Segment Start: Available records

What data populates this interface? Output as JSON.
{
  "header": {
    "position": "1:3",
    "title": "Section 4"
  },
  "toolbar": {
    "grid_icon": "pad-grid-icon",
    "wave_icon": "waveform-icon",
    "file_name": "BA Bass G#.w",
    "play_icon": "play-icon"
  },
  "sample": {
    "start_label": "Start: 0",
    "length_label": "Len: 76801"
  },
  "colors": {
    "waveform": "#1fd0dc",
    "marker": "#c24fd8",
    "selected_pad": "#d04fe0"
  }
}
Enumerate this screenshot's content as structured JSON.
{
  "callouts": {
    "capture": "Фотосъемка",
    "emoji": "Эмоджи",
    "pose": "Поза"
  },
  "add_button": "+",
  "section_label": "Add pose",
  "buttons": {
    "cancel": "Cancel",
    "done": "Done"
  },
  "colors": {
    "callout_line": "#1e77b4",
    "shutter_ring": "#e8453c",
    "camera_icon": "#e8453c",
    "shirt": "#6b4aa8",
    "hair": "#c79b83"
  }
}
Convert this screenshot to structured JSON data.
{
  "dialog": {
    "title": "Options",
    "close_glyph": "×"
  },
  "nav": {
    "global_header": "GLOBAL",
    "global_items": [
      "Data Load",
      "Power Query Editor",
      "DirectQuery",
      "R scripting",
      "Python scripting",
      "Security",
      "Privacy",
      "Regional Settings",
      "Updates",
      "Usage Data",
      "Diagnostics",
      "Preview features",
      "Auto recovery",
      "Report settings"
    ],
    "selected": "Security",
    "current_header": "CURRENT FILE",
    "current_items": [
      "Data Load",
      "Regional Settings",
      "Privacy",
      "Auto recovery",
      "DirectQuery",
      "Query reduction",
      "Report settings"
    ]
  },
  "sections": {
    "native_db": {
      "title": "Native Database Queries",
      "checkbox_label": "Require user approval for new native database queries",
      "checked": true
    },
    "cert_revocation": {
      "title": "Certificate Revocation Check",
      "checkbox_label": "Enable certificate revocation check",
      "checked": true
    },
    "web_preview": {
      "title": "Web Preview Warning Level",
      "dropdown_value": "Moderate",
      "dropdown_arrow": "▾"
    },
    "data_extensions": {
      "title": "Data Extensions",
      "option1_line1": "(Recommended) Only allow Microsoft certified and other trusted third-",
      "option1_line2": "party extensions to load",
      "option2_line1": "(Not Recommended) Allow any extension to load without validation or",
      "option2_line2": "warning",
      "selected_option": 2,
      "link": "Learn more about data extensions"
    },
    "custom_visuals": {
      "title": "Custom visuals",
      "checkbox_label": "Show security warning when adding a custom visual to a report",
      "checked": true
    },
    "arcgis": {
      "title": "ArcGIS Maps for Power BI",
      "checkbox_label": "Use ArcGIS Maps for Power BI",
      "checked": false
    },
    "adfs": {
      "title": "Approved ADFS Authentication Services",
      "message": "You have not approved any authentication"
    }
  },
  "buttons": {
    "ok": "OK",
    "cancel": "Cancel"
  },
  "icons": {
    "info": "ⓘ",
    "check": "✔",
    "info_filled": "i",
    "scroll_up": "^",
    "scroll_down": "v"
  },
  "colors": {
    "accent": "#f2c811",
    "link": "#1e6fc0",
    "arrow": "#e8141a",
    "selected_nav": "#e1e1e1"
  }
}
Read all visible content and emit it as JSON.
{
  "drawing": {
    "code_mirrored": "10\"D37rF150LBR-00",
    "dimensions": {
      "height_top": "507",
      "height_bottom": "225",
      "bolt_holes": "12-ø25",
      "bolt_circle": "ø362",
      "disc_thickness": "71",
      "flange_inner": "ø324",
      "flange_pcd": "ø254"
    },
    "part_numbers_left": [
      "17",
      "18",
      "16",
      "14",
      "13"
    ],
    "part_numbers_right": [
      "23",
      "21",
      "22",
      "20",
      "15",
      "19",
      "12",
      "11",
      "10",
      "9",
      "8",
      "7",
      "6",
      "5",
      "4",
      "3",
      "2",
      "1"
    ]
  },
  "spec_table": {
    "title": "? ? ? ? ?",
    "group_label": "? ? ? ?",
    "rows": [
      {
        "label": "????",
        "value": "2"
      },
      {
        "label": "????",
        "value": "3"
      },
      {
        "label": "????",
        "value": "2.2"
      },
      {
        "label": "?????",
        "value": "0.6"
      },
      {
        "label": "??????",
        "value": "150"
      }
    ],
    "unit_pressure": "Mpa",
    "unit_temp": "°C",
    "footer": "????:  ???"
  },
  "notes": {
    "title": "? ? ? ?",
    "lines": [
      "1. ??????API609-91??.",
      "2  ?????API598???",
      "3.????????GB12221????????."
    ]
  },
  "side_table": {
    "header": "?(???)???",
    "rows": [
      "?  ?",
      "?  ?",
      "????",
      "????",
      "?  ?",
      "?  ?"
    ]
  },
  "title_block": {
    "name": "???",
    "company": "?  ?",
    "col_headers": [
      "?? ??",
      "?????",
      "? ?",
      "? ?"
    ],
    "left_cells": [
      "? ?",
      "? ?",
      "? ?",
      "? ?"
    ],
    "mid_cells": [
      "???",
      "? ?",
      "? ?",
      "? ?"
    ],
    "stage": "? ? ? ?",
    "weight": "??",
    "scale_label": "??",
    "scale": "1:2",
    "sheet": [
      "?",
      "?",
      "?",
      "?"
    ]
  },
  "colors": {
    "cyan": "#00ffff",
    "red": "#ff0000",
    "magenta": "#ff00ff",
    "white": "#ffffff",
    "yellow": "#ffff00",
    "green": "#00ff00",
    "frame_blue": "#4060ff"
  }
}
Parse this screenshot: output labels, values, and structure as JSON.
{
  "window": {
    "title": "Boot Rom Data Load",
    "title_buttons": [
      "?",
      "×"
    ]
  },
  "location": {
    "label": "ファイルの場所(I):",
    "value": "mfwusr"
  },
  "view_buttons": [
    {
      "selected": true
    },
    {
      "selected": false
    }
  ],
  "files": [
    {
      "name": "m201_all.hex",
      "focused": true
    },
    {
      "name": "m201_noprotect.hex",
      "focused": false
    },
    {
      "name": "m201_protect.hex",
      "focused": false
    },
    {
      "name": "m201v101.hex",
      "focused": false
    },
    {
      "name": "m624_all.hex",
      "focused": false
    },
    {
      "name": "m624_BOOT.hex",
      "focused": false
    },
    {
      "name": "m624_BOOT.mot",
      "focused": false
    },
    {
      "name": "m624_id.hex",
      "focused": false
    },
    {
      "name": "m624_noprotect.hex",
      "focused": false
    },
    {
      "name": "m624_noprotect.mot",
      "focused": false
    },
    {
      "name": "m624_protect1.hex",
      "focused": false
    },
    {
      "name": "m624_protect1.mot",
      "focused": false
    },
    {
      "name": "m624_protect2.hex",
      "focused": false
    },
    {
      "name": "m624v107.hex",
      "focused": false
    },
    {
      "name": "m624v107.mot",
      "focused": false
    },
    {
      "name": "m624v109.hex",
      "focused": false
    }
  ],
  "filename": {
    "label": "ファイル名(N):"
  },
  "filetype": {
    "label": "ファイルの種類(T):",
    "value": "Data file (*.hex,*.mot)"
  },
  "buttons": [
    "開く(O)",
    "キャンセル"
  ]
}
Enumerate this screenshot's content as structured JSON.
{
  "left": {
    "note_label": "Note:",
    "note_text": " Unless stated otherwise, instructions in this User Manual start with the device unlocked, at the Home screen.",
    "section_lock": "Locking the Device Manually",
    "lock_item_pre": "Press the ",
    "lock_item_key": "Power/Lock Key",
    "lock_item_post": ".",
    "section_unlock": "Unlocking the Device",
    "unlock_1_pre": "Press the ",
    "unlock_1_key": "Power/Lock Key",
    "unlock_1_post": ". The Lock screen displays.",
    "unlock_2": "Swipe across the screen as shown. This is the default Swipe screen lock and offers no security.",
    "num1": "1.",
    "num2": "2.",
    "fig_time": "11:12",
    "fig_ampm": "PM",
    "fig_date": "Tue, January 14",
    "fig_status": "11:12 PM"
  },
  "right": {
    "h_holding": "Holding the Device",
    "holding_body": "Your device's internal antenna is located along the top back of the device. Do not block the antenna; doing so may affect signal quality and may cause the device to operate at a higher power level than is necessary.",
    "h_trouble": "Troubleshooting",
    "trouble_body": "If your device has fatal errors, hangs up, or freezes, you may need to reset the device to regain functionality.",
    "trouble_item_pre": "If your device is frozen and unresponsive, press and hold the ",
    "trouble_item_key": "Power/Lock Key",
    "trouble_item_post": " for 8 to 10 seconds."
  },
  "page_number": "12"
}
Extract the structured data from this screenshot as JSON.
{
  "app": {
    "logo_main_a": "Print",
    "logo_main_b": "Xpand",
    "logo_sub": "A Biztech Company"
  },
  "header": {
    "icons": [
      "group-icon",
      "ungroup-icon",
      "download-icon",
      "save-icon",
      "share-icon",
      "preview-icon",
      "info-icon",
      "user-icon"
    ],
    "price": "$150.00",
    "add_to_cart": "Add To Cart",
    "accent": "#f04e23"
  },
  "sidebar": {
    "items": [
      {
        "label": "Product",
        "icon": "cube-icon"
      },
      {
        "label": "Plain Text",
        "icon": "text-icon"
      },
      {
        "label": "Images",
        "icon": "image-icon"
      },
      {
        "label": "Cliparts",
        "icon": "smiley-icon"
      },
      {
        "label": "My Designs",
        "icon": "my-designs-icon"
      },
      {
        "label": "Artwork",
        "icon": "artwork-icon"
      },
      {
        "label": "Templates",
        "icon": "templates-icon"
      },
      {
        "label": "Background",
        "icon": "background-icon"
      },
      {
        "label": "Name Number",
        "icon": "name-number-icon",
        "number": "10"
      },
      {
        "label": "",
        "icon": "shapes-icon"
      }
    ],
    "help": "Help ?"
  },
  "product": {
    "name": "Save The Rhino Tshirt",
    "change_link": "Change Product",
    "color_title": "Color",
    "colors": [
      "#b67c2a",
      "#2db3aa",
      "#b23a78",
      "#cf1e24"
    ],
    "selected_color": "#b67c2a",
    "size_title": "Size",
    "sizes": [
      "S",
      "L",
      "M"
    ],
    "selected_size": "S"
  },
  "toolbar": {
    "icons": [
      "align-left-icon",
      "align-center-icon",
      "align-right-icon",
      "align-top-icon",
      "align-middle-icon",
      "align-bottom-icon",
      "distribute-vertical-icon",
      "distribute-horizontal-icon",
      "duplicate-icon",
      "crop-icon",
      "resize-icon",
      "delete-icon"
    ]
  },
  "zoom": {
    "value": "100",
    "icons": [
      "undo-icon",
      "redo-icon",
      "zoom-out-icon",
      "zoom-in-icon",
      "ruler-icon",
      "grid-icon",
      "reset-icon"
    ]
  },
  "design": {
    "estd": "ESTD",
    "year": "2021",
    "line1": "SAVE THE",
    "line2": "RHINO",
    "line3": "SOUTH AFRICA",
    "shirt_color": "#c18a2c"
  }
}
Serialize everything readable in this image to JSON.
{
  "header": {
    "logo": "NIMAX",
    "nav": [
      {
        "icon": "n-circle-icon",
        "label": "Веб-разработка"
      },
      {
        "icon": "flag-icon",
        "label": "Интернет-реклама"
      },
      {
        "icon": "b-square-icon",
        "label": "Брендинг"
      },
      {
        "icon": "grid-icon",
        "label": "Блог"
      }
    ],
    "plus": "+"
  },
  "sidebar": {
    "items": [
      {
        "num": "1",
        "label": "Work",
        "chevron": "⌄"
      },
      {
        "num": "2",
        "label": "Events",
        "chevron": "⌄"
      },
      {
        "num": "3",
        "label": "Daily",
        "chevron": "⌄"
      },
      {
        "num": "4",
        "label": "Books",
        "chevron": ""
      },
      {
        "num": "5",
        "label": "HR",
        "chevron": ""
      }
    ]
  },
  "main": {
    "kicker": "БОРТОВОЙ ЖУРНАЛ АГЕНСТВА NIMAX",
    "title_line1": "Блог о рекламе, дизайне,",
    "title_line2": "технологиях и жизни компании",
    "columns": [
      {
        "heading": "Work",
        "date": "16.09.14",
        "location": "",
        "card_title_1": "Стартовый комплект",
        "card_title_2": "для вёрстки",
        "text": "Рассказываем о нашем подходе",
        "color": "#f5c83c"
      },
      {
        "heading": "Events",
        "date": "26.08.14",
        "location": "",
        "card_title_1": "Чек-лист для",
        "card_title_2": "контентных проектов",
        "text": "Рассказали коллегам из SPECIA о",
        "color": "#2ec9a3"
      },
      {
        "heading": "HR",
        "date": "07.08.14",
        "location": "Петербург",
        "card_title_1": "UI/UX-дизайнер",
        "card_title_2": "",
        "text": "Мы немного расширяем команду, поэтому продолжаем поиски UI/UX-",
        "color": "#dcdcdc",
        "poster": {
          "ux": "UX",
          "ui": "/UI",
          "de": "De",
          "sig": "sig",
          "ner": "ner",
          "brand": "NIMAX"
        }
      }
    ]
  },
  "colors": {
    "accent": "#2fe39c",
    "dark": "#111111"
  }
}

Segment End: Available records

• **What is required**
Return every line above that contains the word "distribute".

• **Solved problem**
      "distribute-vertical-icon",
      "distribute-horizontal-icon",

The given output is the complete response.